Hair in a Bird’s Nest

--Informant Info--
Nationality: American
Age: 50
Occupation: Civil Engineer
Residence: Oswego, Illinois
Date of Performance/Collection: 4/29/2020
Primary Language: English
Other Language(s):

Main piece:

(The following is transcribed from a conversation between the informant and interviewer.)

Informant: So my – so my grandmother, on my moms side… was a…. Old German lady. She had German – half German, but anyway. She was staunch Catholic but, my mom would tell me this story that, you know, she would never – she yelled at her once because she was cleaning out her brush and she was gonna throw it out like the window of the car. She told – cleaning out – gonna throw her hair out the window, that is, not the brush. And she said you know, you never – never throw your hair away, you gotta burn it, like if you clean out your brush or anything like that, because if you throw it away and a bird gets it, puts it in their nest, build their nest with it you’ll have headaches for the rest of you life.

Interviewer: Do you know why?

Informant: Nope. Just something to do with the birds and bad luck, I guess.

Interviewer: And did your mom enforce this on you, or like, tell it as a joke?

Informant: No, no! My mom told me the same story, so…

Interviewer: Wait so you did have to follow it.

Informant: No, she just-

Interviewer: Oh. So for your grandma it was a belief but for your mom it was just a saying.

Informant: Yeah, yep.

Background: My informant was raised by a very religious but not too strict Catholic family. They were not very wealthy growing up, and he has heard a great deal of sayings like these growing up in a rural area on a farm.

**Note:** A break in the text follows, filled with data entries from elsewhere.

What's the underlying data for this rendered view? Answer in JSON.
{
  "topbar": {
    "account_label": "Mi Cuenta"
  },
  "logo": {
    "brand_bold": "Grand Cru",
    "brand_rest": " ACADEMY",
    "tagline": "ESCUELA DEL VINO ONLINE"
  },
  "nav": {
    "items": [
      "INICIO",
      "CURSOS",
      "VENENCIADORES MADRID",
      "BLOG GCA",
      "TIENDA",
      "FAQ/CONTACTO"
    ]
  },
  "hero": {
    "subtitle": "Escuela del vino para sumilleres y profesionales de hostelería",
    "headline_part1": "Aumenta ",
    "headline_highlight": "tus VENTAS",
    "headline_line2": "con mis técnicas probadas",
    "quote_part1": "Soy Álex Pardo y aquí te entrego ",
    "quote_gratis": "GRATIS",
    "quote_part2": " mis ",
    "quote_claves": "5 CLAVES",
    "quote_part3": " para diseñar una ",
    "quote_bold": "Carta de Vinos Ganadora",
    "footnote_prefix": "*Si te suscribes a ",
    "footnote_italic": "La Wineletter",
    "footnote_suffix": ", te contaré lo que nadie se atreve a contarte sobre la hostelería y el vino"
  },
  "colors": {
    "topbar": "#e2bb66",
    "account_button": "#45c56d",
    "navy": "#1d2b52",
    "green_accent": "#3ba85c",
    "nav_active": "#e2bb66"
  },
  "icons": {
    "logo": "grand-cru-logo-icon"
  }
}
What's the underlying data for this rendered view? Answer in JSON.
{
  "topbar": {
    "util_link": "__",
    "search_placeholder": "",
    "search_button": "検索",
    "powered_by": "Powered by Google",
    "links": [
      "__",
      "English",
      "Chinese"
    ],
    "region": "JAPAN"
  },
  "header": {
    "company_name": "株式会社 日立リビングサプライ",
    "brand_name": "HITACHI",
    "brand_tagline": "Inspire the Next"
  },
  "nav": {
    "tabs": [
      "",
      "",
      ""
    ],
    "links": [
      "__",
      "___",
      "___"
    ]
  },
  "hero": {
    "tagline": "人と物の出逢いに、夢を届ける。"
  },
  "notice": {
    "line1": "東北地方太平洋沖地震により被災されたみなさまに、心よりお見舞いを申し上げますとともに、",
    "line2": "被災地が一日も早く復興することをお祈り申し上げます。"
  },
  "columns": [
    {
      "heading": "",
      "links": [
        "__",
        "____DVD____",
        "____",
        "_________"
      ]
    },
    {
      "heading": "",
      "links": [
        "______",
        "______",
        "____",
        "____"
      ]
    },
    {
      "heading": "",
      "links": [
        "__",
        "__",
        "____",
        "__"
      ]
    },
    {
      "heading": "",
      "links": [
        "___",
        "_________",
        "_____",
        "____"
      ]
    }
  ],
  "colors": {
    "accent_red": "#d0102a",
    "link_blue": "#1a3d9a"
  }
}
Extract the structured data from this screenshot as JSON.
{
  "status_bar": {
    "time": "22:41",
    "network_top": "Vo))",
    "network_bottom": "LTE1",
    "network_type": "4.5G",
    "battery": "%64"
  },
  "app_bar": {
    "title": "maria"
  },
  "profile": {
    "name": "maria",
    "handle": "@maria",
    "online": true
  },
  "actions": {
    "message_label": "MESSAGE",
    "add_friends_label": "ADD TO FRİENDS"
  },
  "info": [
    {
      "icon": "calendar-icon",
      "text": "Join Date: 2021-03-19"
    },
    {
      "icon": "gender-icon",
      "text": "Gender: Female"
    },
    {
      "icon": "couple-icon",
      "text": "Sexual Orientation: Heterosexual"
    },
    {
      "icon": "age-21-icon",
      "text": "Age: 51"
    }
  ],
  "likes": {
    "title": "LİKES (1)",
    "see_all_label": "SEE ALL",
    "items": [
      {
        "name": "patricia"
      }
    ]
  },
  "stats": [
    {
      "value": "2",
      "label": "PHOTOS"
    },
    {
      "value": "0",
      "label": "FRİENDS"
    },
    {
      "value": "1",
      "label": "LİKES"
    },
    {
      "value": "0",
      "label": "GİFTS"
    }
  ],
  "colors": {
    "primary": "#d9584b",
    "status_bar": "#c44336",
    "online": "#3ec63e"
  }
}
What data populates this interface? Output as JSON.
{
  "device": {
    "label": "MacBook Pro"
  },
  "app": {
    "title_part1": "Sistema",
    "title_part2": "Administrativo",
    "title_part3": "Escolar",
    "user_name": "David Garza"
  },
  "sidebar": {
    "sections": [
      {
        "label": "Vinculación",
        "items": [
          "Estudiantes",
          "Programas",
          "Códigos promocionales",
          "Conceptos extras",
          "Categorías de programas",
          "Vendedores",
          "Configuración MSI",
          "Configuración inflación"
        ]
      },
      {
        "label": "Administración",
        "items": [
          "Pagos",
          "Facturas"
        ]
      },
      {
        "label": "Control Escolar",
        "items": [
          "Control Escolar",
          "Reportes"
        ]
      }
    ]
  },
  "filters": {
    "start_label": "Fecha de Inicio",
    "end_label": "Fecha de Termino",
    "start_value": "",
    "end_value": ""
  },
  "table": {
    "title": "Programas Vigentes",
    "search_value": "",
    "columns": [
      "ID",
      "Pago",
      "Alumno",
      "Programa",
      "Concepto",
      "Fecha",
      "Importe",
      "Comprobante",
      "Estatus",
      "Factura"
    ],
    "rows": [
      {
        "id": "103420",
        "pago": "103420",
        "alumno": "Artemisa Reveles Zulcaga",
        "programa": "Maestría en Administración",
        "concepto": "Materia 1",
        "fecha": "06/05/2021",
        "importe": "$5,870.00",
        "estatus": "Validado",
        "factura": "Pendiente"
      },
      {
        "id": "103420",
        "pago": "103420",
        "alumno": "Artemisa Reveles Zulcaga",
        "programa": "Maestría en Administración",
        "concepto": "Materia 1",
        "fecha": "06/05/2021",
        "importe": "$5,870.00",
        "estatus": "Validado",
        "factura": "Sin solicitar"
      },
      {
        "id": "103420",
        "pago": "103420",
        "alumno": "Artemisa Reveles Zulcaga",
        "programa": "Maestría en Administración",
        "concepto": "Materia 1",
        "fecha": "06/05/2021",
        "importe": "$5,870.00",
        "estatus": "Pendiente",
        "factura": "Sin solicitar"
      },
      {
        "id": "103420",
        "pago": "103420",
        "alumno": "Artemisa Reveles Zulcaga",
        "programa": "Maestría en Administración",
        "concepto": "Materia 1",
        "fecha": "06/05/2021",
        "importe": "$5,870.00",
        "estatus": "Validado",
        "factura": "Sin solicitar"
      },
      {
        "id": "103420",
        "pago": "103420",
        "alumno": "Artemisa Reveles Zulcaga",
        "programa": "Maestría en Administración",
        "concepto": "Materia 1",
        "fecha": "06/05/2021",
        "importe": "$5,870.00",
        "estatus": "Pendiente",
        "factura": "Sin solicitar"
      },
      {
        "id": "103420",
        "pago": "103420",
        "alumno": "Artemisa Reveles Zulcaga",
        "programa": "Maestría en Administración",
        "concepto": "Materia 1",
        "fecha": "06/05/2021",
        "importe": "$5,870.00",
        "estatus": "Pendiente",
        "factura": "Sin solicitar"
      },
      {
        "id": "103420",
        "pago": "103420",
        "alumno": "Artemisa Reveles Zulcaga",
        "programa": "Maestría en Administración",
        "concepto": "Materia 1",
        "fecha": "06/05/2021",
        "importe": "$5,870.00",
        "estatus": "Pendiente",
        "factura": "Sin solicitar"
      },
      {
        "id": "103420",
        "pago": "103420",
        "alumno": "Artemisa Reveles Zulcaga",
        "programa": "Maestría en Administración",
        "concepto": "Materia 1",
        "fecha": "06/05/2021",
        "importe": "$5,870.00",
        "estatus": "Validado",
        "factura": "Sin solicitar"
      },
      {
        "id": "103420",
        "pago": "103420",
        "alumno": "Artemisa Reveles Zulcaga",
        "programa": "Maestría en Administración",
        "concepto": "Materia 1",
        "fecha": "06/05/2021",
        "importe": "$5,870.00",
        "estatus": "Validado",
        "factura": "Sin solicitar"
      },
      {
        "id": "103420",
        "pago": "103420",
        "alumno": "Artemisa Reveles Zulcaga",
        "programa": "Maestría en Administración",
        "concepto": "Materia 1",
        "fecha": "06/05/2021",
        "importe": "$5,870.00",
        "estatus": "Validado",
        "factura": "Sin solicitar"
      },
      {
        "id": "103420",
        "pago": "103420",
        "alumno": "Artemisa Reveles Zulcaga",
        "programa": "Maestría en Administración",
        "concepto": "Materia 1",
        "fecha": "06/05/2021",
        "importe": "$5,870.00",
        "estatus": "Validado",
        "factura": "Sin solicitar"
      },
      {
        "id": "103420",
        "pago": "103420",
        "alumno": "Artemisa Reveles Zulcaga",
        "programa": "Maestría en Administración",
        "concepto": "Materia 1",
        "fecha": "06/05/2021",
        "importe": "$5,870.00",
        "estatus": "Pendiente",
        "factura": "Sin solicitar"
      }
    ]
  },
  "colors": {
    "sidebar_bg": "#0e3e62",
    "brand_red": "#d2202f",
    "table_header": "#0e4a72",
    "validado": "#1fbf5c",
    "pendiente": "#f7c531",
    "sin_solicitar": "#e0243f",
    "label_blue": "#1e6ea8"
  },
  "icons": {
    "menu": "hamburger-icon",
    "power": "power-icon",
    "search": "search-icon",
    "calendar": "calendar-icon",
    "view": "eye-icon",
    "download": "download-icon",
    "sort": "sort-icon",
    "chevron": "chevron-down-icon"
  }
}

Context: This piece of folklore was collected when I asked the informant to tell me about the stories and sayings they remembered from their mother. The informant is my father, and he is a very outspoken person so the setting was relaxed.

Thoughts: I enjoy collecting pieces of folklore that reveal contradictory aspects of a person. That a staunchly religious person would believe and enforce a superstition – a bit of magic – in this way is funny to me. The concept of this is directly tied to contagious magic, and it even evokes classic cliches of voodoo. It is a good example of the nature of belief being flexible and form fitting.